The magnificent apse and triumphal arch are entirely covered with colourful Byzantine mosaics. Alongside the side naves are 10 Greek marble sarcophagi, used to bury bishops from Ravenna.
Let us continue our tour with a visit of the Mausoleum of Theodoric. Located outside the town, in a park not far from the centre, the Mausoleum of Theodoric is the Ostrogoths’ most celebrated funeral monument. It was commissioned around 520 AD as Theodoric the Great’s future tomb, and built in a then uninhabited area, near the necropolis of the Goths.
This building is different from all the other monuments in Ravenna, because it is not made of bricks but rather of blocks of Aurisina stone. In Byzantine times, it was used as a church devoted to the Madonna and named ‘Santa Maria ad Farum’ because of its closeness to a port.
The mausoleum is a ten-sided building, centred like many other Roman mausoleums, it has two floors: the first has ten sides to the outside, with niches covered by solid round arches in each side, and a cross-shaped space inside, possibly used as burial room;
The second is smaller, and can be reached through an outside stairway. It is also a ten-sided structure on the outside, but it becomes round at the level of the frieze. The inside space is also round, with only one crossed arched niche. Today it holds the red porphyry basin that contained the body of the King, whose spoils were removed during the Byzantine rule, and has no covering slab.
The most surprising feature of this building is its roof, formed by a single dome-shaped monolith, also made of Aurisina stone, measuring 10.76 metres in diameter and 3.09 in height, and weighing 230 tons.
It travelled by sea and was hoisted over the building using its twelve loops (eyelets). It is still not clear today, how they managed to position the monolith on top of the building. There are two hypothesis: it could have been placed over the building as this was being constructed, or the architects could have built a sort of dam, a ‘pool’ around the completed mausoleum, carrying the monolith over the top with a raft.

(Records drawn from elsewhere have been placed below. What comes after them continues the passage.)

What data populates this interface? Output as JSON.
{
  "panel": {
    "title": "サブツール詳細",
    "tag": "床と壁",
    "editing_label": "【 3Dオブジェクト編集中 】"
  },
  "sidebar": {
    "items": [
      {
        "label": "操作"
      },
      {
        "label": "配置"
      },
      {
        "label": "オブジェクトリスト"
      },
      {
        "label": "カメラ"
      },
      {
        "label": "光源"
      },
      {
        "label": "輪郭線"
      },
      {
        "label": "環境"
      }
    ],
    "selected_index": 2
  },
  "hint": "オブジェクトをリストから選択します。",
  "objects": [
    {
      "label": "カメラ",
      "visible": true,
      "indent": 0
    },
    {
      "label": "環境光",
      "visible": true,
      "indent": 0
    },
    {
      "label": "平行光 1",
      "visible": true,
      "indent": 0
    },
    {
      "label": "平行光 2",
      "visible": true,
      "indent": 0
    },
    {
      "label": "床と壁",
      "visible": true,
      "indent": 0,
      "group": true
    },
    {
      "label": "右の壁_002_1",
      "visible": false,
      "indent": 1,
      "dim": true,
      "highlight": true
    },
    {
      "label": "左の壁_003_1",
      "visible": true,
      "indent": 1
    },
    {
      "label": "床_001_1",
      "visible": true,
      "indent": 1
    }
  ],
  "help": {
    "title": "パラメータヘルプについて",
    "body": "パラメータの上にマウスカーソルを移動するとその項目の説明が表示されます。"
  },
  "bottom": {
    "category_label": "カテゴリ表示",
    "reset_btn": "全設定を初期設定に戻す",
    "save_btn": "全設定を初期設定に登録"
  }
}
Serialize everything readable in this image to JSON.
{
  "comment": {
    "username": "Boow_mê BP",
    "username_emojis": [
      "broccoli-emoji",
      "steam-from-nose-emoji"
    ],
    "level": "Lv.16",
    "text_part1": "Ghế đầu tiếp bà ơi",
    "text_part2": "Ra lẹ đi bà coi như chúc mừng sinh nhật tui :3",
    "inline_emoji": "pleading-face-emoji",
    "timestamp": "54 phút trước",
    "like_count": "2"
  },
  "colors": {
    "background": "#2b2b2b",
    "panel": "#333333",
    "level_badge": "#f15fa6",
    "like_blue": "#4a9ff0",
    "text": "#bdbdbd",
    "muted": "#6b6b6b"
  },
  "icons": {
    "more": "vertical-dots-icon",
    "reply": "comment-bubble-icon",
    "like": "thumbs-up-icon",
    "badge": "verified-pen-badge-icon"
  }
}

This last visit completes our tour of Ravenna. With the outstanding beauty of its mosaics and architecture, Ravenna is surely one of Italy’s most charming cities.